She called the book “compelling” and “honest”. I was aiming for that! She said that the characters were living in her head even when she wasn’t reading the book. She even put in writing on my feedback questionnaire this: “It was also a powerful reminder of the importance of staying in touch with one’s feelings. From the standpoint of a writer, it was a strong example of powerful writing techniques.” When I asked what the theme was she wrote, “Finding one’s own voice, self, and sense of purpose in spite of great family challenges.”

She is a co-director at the Pennsylvania Writing and Literature Project whom I’d met at a writing workshop two years ago where I got her name and email address. So glad I dared to contact her recently asking if she’d be up for reading my story. I could not have asked for a better first beta-reader experience. Many thanks, Janice.

My winning story published! Yay!

The text of my winning story from the West Chester Story Slam, told in January 2014, was recently published in this anthology of stories. This is when I stood at a microphone in front of a live audience at Ryan’s Pub and told the silly account of how I explained to my son how babies are made after it became evident he wasn’t clear on some of the facts.
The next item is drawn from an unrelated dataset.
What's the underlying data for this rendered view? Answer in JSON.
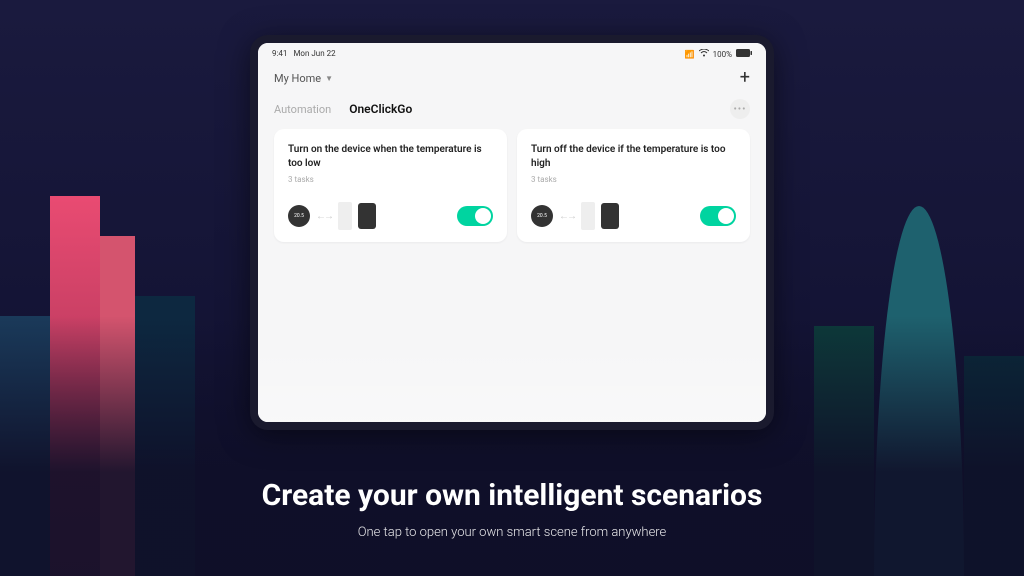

Some say it’s about how sex education differs by generations, but I say it’s about showing respect to your kids even when you must embarrass yourself. It’s about sacrificing for kids because you’re a parent. Either way, I am quite happy it was selected to appear in this anthology.

Here’s a link to the video of me telling the story.

WC Story Slam book cover